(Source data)
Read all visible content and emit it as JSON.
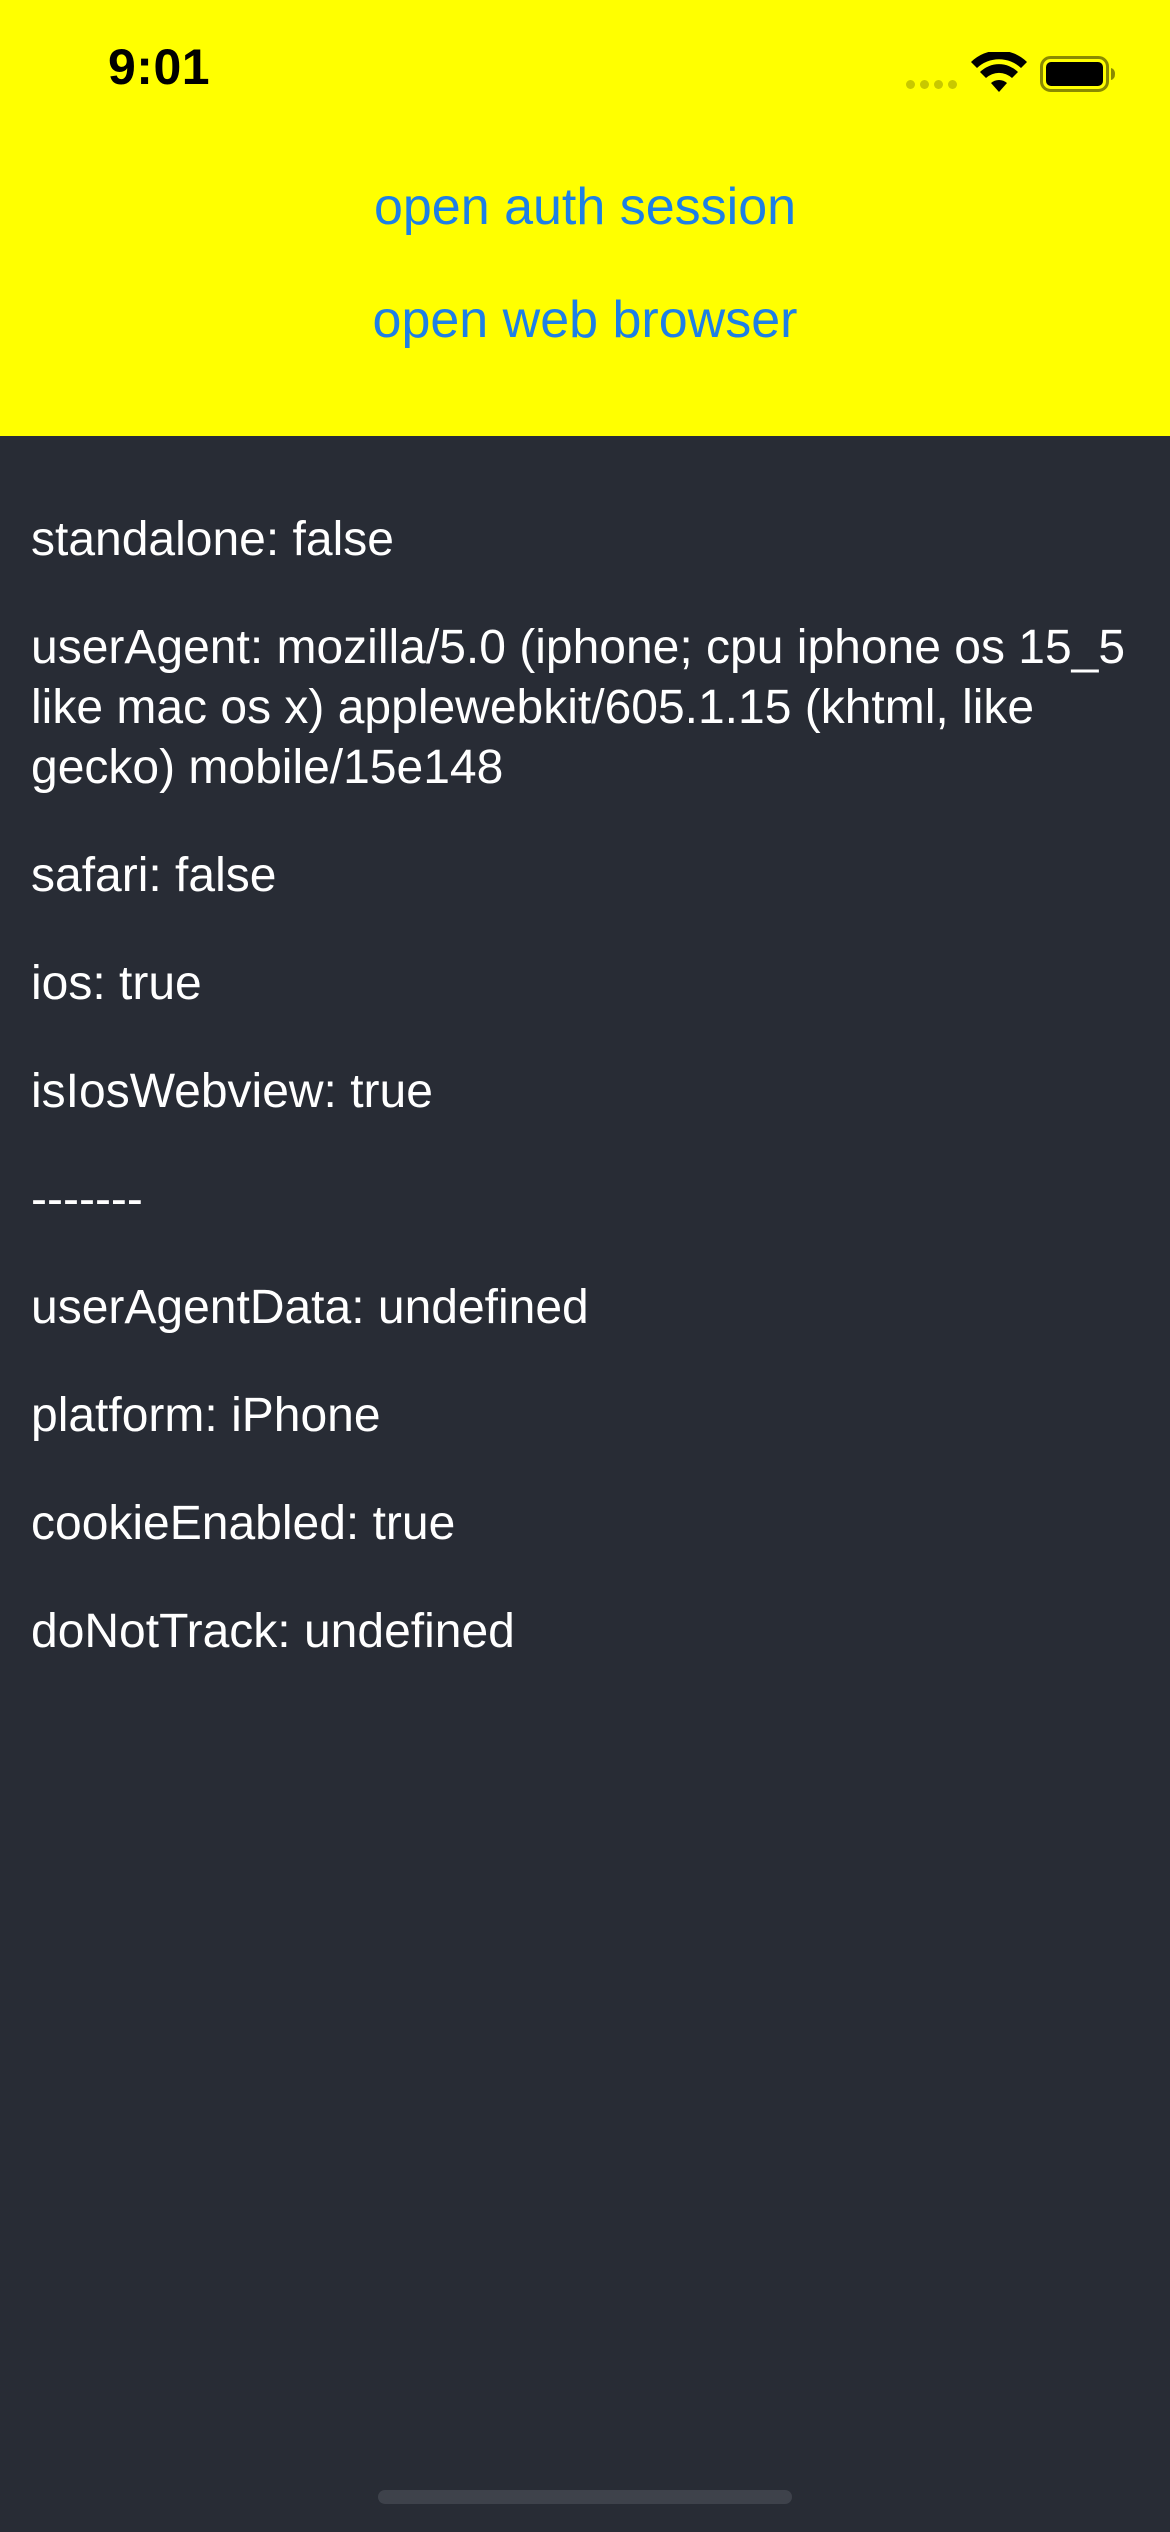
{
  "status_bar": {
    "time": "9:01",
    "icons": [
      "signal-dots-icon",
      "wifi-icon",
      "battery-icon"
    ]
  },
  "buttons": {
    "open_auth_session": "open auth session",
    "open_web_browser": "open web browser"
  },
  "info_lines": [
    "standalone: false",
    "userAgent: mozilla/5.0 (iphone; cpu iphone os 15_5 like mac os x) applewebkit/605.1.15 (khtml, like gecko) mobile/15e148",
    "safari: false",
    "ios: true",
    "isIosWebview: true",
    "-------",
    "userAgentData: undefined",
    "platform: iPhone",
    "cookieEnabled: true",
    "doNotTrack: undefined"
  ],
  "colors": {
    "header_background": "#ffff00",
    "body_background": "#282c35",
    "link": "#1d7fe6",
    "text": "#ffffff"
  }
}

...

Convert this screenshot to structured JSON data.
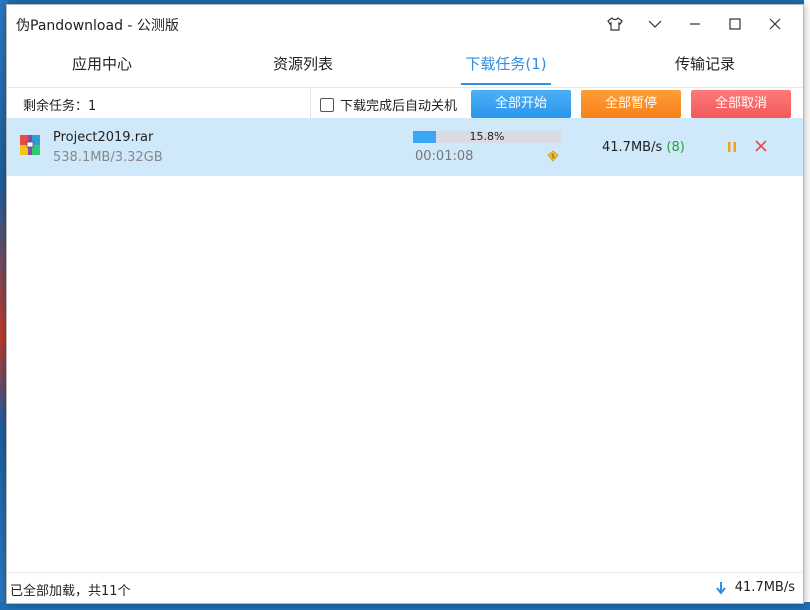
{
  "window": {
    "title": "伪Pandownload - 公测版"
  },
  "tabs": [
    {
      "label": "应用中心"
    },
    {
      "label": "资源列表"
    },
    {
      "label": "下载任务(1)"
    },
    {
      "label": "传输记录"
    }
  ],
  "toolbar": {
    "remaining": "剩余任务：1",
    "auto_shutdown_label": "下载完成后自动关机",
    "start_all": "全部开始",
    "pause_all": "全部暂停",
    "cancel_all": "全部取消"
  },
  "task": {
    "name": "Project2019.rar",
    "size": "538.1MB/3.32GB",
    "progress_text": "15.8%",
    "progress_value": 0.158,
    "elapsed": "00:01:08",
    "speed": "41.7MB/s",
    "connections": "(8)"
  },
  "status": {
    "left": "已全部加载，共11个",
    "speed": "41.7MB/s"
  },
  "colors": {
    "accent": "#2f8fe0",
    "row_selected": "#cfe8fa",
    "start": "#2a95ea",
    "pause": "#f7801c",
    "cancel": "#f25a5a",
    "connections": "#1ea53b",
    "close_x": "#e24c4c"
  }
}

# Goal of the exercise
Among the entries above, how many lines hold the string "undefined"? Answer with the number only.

# Answer space
2